Usually when I post a recipe, it's followed by a blow-your-mind commentary about how badly you need to make this right now, how it's the best thing I ever tasted and, ideally, how easy it was.
Today is not about that. Today is about instant oatmeal and how you can best prepare it for breakfast for your toddler. Let's begin.
First, open up the sad arsenal that is your kitchen pantry. Debate between the generic brand of instant oatmeal in a variety of flavors, or the Quaker box you bought because it was on sale and you had a coupon. Ask your toddler what she would like to have, wait patiently as she stares and then toddles off into the other room to destroy something you just cleaned.
Take the initiative in flavor choosing and go with Strawberries + Cream. Rip it open, pour it into a supposedly microwave-safe bowl that actually feels like it just came out of a kiln if heated for more than 8 seconds. Ignore the directions because, heck, you've made oatmeal a thousand times and you can eyeball the milk. Get your organic whole milk out of the fridge, remind yourself that your husband will not allow you to have a dairy cow despite the ridiculous quantities of milk consumed by your offspring, and pour some overtop the oatmeal.
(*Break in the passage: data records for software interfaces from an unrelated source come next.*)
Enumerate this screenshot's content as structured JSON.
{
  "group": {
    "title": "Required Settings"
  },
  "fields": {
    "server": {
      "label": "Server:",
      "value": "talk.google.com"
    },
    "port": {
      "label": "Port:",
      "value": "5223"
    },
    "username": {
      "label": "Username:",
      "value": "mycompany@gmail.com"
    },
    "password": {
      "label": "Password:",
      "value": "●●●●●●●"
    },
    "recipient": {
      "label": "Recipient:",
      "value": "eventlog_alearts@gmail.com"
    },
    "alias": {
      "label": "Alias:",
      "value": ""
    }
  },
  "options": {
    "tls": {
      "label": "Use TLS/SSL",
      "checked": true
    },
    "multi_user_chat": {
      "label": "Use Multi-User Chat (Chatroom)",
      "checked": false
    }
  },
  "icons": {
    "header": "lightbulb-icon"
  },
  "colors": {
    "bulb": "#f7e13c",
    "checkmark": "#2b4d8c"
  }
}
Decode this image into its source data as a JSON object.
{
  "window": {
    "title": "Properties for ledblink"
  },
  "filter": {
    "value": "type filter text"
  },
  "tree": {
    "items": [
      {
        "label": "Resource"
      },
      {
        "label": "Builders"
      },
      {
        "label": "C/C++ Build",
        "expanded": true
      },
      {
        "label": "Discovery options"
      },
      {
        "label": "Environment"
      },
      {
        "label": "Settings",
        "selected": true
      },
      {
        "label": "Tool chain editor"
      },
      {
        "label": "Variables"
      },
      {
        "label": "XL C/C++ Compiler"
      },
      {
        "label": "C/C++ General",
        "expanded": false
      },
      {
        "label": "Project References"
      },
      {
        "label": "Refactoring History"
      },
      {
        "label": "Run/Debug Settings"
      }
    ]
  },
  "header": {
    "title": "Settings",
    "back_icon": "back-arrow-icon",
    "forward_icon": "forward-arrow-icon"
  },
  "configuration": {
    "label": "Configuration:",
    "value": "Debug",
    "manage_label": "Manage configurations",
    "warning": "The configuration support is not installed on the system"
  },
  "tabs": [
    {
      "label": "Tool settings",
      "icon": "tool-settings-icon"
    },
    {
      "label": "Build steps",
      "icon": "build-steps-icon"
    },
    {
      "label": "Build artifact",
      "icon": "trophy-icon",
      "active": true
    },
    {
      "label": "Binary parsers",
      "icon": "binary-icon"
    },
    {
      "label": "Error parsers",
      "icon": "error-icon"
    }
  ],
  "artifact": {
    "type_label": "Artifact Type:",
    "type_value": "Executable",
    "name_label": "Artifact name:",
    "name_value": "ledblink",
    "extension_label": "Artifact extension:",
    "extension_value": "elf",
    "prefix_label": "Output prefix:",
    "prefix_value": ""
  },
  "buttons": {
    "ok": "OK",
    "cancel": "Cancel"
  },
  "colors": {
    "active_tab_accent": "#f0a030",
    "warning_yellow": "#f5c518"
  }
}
Admire the unnatural pink color - it should be somewhere between salmon and mauve.
Microwave for the suggested 60 seconds, realize it's still cold and watery, add 60 seconds more. At this point, one of two things will happen. Either your oatmeal will refuse to thicken, maintaining it's watery, soupy state; or it will boil over the sides of the bowl before you have time to drop a curse word or two, puddling up in your semi-clean microwave. It is safe to assume the bowl is really not all that hot and try to remove it from the microwave, taking care not to touch the 1/2 cup of dried oatmeal now glued to the side of the bowl. Once your fingers have sustained second-degree burns, drop the bowl onto the glass stovetop, ensuring you tip it far enough to the side to spill any remaining oatmeal. Leave it on the stovetop for at least 4 hours. It will cement itself there and you will need a razor blade to remove it.
At this point, the oatmeal should be in excess of 425*F. If it's not boiling hot and unacceptable for consumption by a small person, you missed a step somewhere. Start again.
If it is scorching hot, move it to the freezer for at least an hour for it to come to normal temperature. Take your toddler outside to play with the dog for a while. Wait for your erratic dog to do something stupid and send you back inside - this should take no longer than 90 seconds. Try to find something to entertain your toddler as she starts to fuss with hunger.
Remove oatmeal from freezer, attempt to feed toddler in her high chair. After several spoonfuls are refused (and the spoon should be smacked out of your hand so the oatmeal hits the chandelier and walls), attempt to allow her to feed herself. Oatmeal is not an ideal food for this, but you should be at your wits end at this point in the process. Allow yourself to feel momentarily impressed by her dexterity for the first bite or two as she will lead you to believe this meal could possibly end without a morning bath. But savor this short-lived moment, because she will manage to smear oatmeal in her hair, her eyelashes, between all her extremities, and up her nose.
This next part is not for the faint of heart as wiping a toddler's face and hands is equivalent to severing a limb. Do your best to ignore the screaming and hand-flailing that will accompany the wiping (you may want to ensure you are not using sand paper in lieu of a paper towel based on the reaction). Wait 30 minutes before finding moist bits of oatmeal stuck under her neck rolls. There should also be questionable bits smeared into the cabinets and on random pieces of Tupperware. Do not waste your energy trying to figure out how.
Decide never to feed her oatmeal again. Repeat process again tomorrow morning with a different flavor.